Eagle Feathers #94 – The Ice Men
By Bob (Monty) Doherty
Years ago, when the winter weather set in and the thermometer approached freezing, many teenagers would begin scouting their local ponds for ice. They didn’t fear the cold, the frost, or the snow that came with it because their winter carnival had begun. Every town and village had access to a pond. When the time was right, scarves, hats, mittens, and gloves were donned and they were off sledding and skating. Fresh Pond in Cambridge, Spy Pond in Arlington, and the Middlesex Canal were popular destinations for Somerville ice fans.
From 1777 to1778, thousands of British troops were held captive in what is now Somerville.

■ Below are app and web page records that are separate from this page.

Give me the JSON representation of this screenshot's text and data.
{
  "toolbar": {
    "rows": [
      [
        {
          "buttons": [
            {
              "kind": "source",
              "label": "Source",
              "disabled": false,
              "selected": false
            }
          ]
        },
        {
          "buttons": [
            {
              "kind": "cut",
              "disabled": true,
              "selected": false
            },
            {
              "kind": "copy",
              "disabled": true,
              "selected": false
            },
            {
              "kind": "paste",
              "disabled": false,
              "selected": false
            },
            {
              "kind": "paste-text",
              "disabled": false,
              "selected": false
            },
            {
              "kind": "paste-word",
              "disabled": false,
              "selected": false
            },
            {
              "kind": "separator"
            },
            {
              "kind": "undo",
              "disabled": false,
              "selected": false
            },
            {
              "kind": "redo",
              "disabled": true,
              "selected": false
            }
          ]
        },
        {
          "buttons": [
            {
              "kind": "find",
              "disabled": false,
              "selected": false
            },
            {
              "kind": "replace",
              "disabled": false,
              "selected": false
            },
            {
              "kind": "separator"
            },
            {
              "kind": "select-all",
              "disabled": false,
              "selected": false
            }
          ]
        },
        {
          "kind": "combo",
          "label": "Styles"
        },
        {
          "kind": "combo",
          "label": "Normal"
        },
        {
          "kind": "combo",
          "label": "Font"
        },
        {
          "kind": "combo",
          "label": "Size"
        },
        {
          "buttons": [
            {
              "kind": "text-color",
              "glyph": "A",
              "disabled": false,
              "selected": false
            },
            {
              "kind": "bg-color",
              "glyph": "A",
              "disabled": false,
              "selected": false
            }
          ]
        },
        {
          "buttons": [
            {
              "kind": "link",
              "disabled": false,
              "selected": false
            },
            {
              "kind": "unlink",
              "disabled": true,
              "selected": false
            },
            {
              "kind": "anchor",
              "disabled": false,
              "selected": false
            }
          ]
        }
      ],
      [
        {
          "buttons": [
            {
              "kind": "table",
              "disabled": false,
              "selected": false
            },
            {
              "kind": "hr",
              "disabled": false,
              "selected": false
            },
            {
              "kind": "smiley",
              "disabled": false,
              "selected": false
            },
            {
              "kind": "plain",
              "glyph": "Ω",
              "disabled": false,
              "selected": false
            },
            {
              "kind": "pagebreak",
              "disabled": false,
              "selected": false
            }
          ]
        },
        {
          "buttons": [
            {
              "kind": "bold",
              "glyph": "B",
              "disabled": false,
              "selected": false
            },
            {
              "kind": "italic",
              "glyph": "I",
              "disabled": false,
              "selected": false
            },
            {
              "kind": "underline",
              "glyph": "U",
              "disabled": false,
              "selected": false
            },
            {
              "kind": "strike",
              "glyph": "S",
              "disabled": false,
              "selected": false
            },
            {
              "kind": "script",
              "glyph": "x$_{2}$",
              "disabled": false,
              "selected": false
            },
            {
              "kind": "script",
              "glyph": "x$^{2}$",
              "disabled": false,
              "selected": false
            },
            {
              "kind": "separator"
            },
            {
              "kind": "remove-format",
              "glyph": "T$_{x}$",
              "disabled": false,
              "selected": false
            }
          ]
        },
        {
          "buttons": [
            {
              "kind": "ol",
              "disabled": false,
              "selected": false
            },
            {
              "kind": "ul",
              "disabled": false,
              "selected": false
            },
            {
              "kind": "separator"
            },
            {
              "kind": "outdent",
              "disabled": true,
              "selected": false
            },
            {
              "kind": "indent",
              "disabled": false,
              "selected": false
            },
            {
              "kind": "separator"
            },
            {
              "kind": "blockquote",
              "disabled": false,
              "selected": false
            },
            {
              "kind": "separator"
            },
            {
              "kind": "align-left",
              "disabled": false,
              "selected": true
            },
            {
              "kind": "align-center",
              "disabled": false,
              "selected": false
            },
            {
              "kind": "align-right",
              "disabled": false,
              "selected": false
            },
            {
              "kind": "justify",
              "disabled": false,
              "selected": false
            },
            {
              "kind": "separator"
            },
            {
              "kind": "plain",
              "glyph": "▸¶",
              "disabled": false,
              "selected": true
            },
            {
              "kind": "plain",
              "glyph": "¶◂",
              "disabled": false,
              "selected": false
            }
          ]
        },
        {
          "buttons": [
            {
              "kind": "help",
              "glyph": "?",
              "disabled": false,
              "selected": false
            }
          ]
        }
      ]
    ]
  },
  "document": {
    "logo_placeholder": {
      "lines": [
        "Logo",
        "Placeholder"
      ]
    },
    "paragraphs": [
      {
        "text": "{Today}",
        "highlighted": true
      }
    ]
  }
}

It is said that English soldiers first introduced Americans to ice skating during the Revolution. As years went by, skating became a popular pastime. It was in 1896 on Spy Pond that Harvard beat Brown 5 to 4, establishing the nation’s oldest college ice-hockey rivalry. At first, they played with a hard rubber ball instead of a puck and the game was called Ice Polo. Some pleasant irregularities of the sport continue through today, as witnessed this past weekend at Foxboro’s Winter Classic. Men and women’s professional hockey was played outside in a football stadium.
Being on the ponds wasn’t always sport and recreation. In the 1800’s many local men found their employment or livelihood in ice. One such family was the Hittinger’s of Winter Hill who built their fortune in ice trading. Their enterprise was the Fresh Pond Ice Company where frozen water was harvested at Fresh Pond and Spy Pond. Its plant and warehouse were at 321 Washington Street in Somerville, and the Hittinger wharf was in Charlestown.
I’ll bet you’ve heard that old saying, “The best salesman is the one who could sell ice to Eskimos.” Jacob Hittinger sent his ice in the other direction. In the pre-refrigeration era, he was one of the first successful shippers of ice to as far away as Calcutta, the West Indies, India, and points south. Statesman and Winter Hill resident, Edward Everett, wrote about Fresh Pond ice and its natural industry. He reported that the President of India’s Board of Control gave thanks for American shipments of ice for comfort in heat, but also for fever-suffering patients.
H.M.S. Britannia’s maiden voyage began on July 4, 1840, sailing from England to Boston. She was a mail packet boat. In 1842, Charles Dickens sailed on her to Boston in his first trip to America. Two years later in January, the ship was back in America. She was frozen at her berth in East Boston during the astonishingly cold winter of 1844. Boston was so cold that her harbor was completely ice bound, and that created a disastrous problem for its maritime commerce. Local workers were hired to clear the harbor, but as hard as they tried, they failed. The merchants of Boston then hired the Gage and Hittinger Company to attempt the massive job. Hittinger took his cutting crews, who were harvesting Spy Pond and Fresh Pond ice at the time, and brought them and their gear to Boston. After four days of near backbreaking work, they completed the next to impossible task of cutting a channel through the harbor to the open sea. The path they cleared was 200-feet wide and over ten miles long. Thousands of spectators crowded the docks while others walked, sledded, and skated across the harbor jubilantly escorting the Britannia along the canal to freedom.
In later years, the Hittingers would reside atop Winter Hill where they would look with satisfaction at the harbor where their intrepid “ice men” were once the pride of Boston.